_Task statement_: How many lines of the listing below contain "this"? State the number alone.

_Records provided_:
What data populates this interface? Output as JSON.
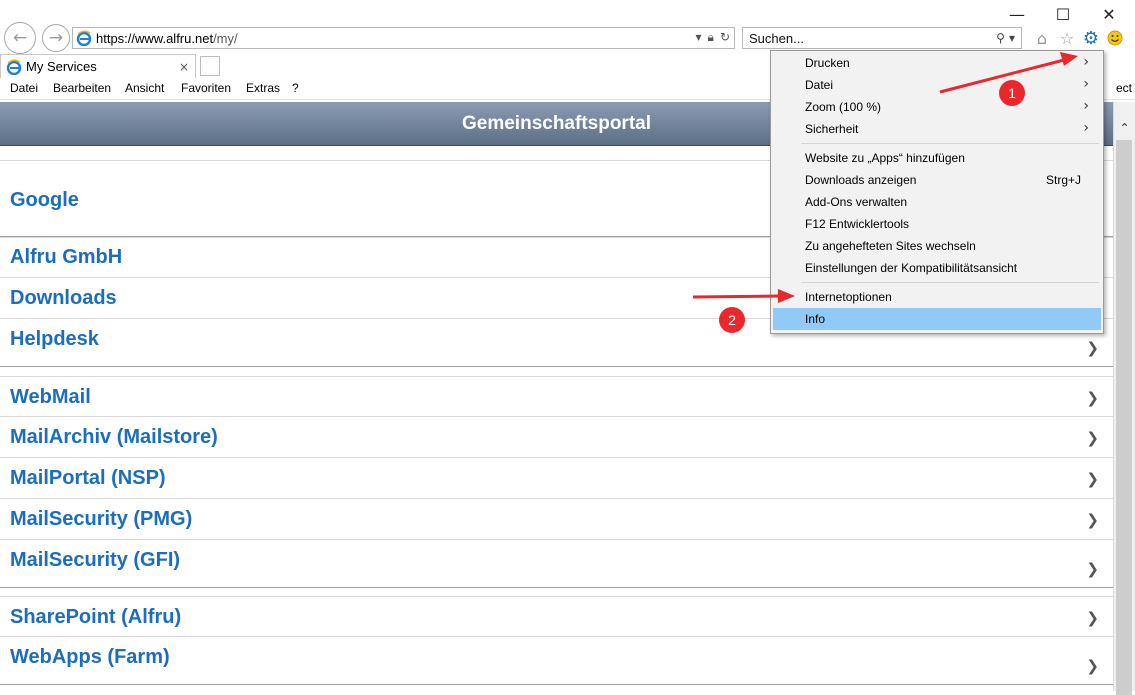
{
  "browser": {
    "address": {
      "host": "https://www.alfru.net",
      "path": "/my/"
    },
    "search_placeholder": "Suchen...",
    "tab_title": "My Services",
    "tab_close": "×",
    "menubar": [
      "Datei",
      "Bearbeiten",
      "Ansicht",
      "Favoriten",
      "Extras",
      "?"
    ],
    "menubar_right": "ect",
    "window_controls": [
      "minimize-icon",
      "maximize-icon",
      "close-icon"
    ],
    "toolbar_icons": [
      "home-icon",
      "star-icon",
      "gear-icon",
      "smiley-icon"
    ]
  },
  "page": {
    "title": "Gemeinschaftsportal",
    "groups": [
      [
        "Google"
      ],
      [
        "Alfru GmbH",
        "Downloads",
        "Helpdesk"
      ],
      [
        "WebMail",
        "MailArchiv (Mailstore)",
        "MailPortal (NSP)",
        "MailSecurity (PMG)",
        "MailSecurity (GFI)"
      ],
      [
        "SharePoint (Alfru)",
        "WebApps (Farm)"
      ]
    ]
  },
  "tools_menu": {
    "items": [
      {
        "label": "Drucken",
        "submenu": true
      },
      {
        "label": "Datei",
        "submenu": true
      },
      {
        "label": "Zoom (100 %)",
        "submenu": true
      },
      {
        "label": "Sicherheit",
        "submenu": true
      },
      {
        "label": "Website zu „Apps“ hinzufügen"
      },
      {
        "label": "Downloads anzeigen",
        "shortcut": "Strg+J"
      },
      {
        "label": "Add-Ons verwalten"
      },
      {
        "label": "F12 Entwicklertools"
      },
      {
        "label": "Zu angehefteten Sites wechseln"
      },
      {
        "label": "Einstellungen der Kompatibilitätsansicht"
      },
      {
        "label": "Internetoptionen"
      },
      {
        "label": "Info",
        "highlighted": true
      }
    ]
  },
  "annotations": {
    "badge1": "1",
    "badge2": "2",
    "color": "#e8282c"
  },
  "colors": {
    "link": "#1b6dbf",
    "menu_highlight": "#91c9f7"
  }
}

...

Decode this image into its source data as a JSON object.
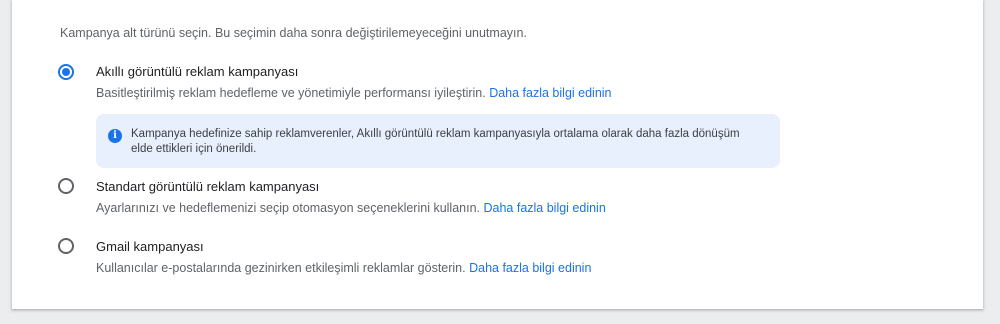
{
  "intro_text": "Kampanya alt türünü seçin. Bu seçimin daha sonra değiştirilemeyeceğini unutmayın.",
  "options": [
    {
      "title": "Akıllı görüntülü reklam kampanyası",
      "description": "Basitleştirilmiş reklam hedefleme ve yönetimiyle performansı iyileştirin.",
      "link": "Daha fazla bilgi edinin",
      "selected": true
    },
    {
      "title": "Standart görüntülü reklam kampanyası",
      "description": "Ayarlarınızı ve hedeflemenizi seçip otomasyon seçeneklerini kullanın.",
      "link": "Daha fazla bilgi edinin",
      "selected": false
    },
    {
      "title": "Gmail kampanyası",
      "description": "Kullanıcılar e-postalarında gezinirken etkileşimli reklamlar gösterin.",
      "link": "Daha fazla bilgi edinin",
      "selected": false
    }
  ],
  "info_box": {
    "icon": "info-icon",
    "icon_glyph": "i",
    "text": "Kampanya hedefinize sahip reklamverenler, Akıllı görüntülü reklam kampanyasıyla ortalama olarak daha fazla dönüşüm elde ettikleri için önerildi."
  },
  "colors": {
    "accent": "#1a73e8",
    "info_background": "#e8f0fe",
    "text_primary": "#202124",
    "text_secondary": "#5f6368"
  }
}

_Written reply_: 2